_Exercise objective_: What is needed is a faithful copy of all the entries, with no pictures in it.

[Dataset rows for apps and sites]
*** Block opens ***
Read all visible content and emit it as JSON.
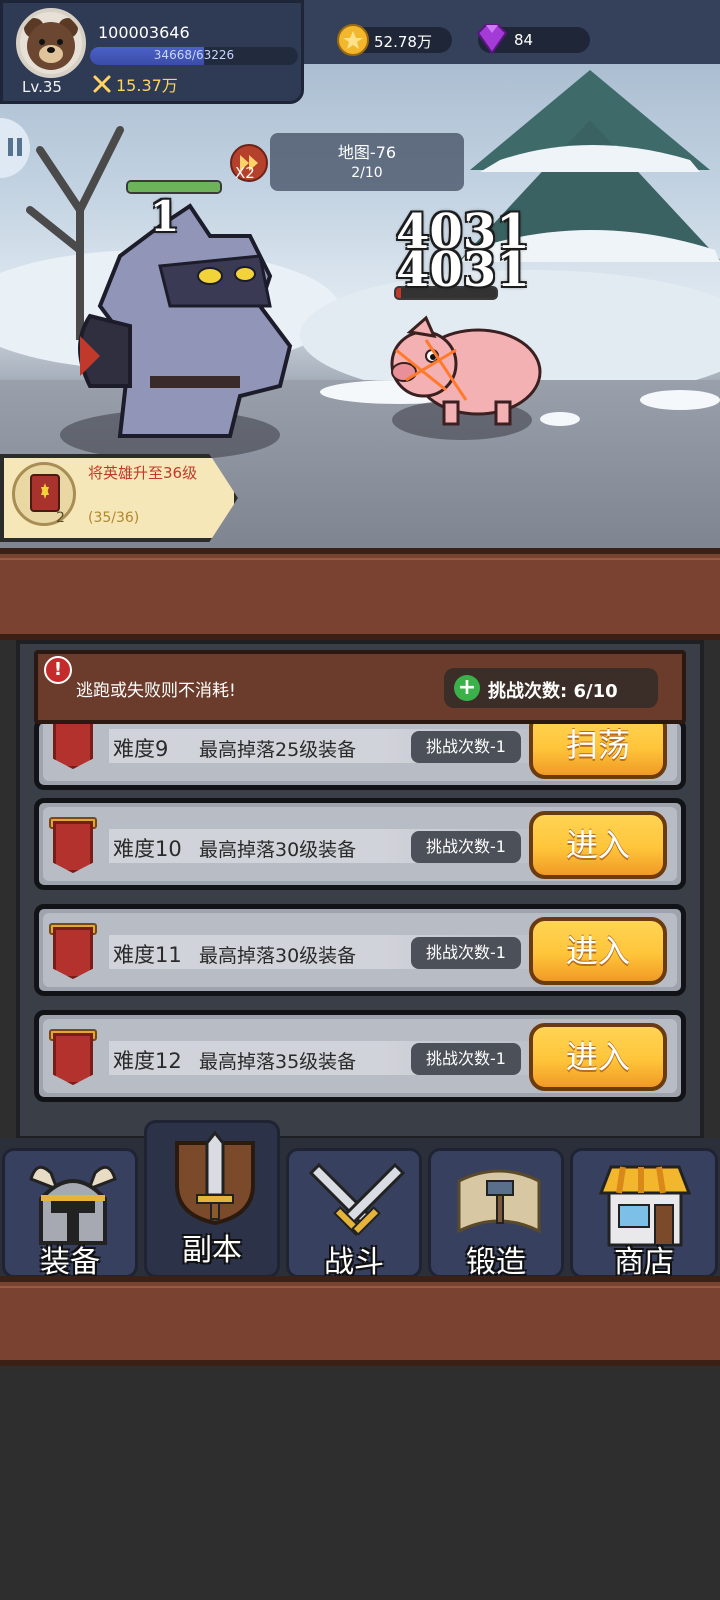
{
  "player": {
    "id": "100003646",
    "level": "Lv.35",
    "exp_text": "34668/63226",
    "exp_fraction": 0.548,
    "power": "15.37万"
  },
  "currency": {
    "gold": "52.78万",
    "gems": "84"
  },
  "stage": {
    "name": "地图-76",
    "progress": "2/10",
    "speed": "X2"
  },
  "combat": {
    "hero_hit": "1",
    "hero_hp_fraction": 1.0,
    "enemy_damage": [
      "4031",
      "4031"
    ],
    "enemy_hp_fraction": 0.05
  },
  "quest": {
    "title": "将英雄升至36级",
    "progress": "(35/36)",
    "reward_count": "2"
  },
  "dungeon": {
    "notice": "逃跑或失败则不消耗!",
    "attempts": "挑战次数: 6/10",
    "rows": [
      {
        "name": "难度9",
        "drop": "最高掉落25级装备",
        "cost": "挑战次数-1",
        "button": "扫荡"
      },
      {
        "name": "难度10",
        "drop": "最高掉落30级装备",
        "cost": "挑战次数-1",
        "button": "进入"
      },
      {
        "name": "难度11",
        "drop": "最高掉落30级装备",
        "cost": "挑战次数-1",
        "button": "进入"
      },
      {
        "name": "难度12",
        "drop": "最高掉落35级装备",
        "cost": "挑战次数-1",
        "button": "进入"
      }
    ]
  },
  "nav": {
    "tabs": [
      {
        "label": "装备",
        "icon": "helmet-icon"
      },
      {
        "label": "副本",
        "icon": "sword-shield-icon"
      },
      {
        "label": "战斗",
        "icon": "crossed-swords-icon"
      },
      {
        "label": "锻造",
        "icon": "scroll-hammer-icon"
      },
      {
        "label": "商店",
        "icon": "shop-icon"
      }
    ],
    "active_index": 1
  },
  "colors": {
    "button_yellow": "#ffc53a",
    "wood": "#7a4331",
    "nav_bg": "#384060",
    "quest_red": "#c0392b"
  }
}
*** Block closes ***
_Response to the exercise_:
Read all visible content and emit it as JSON.
{
  "player": {
    "id": "100003646",
    "level": "Lv.35",
    "exp_text": "34668/63226",
    "exp_fraction": 0.548,
    "power": "15.37万"
  },
  "currency": {
    "gold": "52.78万",
    "gems": "84"
  },
  "stage": {
    "name": "地图-76",
    "progress": "2/10",
    "speed": "X2"
  },
  "combat": {
    "hero_hit": "1",
    "hero_hp_fraction": 1.0,
    "enemy_damage": [
      "4031",
      "4031"
    ],
    "enemy_hp_fraction": 0.05
  },
  "quest": {
    "title": "将英雄升至36级",
    "progress": "(35/36)",
    "reward_count": "2"
  },
  "dungeon": {
    "notice": "逃跑或失败则不消耗!",
    "attempts": "挑战次数: 6/10",
    "rows": [
      {
        "name": "难度9",
        "drop": "最高掉落25级装备",
        "cost": "挑战次数-1",
        "button": "扫荡"
      },
      {
        "name": "难度10",
        "drop": "最高掉落30级装备",
        "cost": "挑战次数-1",
        "button": "进入"
      },
      {
        "name": "难度11",
        "drop": "最高掉落30级装备",
        "cost": "挑战次数-1",
        "button": "进入"
      },
      {
        "name": "难度12",
        "drop": "最高掉落35级装备",
        "cost": "挑战次数-1",
        "button": "进入"
      }
    ]
  },
  "nav": {
    "tabs": [
      {
        "label": "装备",
        "icon": "helmet-icon"
      },
      {
        "label": "副本",
        "icon": "sword-shield-icon"
      },
      {
        "label": "战斗",
        "icon": "crossed-swords-icon"
      },
      {
        "label": "锻造",
        "icon": "scroll-hammer-icon"
      },
      {
        "label": "商店",
        "icon": "shop-icon"
      }
    ],
    "active_index": 1
  },
  "colors": {
    "button_yellow": "#ffc53a",
    "wood": "#7a4331",
    "nav_bg": "#384060",
    "quest_red": "#c0392b"
  }
}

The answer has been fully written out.